The entries must be restated exactly as written.

Page and application data records:
════════════════
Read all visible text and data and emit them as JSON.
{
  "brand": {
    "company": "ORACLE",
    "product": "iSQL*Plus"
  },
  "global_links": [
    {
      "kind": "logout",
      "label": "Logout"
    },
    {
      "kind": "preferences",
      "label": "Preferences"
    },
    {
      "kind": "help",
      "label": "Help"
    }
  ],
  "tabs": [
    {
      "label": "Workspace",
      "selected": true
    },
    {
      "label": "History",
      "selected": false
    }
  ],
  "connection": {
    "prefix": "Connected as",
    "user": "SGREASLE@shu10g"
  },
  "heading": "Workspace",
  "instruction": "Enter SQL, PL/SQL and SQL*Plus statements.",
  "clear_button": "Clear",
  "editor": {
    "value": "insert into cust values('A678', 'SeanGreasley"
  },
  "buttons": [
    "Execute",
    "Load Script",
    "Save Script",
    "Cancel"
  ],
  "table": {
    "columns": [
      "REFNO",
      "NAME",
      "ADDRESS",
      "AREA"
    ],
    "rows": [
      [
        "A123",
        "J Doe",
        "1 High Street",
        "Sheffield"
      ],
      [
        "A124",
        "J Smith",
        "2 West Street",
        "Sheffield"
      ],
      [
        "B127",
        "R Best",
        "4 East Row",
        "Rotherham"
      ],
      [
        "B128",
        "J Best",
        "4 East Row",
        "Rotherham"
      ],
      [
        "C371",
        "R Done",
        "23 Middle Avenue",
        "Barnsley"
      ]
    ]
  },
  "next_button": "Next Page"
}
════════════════
● **Completed exercise**
Read all visible text and data and emit them as JSON.
{
  "brand": {
    "company": "ORACLE",
    "product": "iSQL*Plus"
  },
  "global_links": [
    {
      "kind": "logout",
      "label": "Logout"
    },
    {
      "kind": "preferences",
      "label": "Preferences"
    },
    {
      "kind": "help",
      "label": "Help"
    }
  ],
  "tabs": [
    {
      "label": "Workspace",
      "selected": true
    },
    {
      "label": "History",
      "selected": false
    }
  ],
  "connection": {
    "prefix": "Connected as",
    "user": "SGREASLE@shu10g"
  },
  "heading": "Workspace",
  "instruction": "Enter SQL, PL/SQL and SQL*Plus statements.",
  "clear_button": "Clear",
  "editor": {
    "value": "insert into cust values('A678', 'SeanGreasley"
  },
  "buttons": [
    "Execute",
    "Load Script",
    "Save Script",
    "Cancel"
  ],
  "table": {
    "columns": [
      "REFNO",
      "NAME",
      "ADDRESS",
      "AREA"
    ],
    "rows": [
      [
        "A123",
        "J Doe",
        "1 High Street",
        "Sheffield"
      ],
      [
        "A124",
        "J Smith",
        "2 West Street",
        "Sheffield"
      ],
      [
        "B127",
        "R Best",
        "4 East Row",
        "Rotherham"
      ],
      [
        "B128",
        "J Best",
        "4 East Row",
        "Rotherham"
      ],
      [
        "C371",
        "R Done",
        "23 Middle Avenue",
        "Barnsley"
      ]
    ]
  },
  "next_button": "Next Page"
}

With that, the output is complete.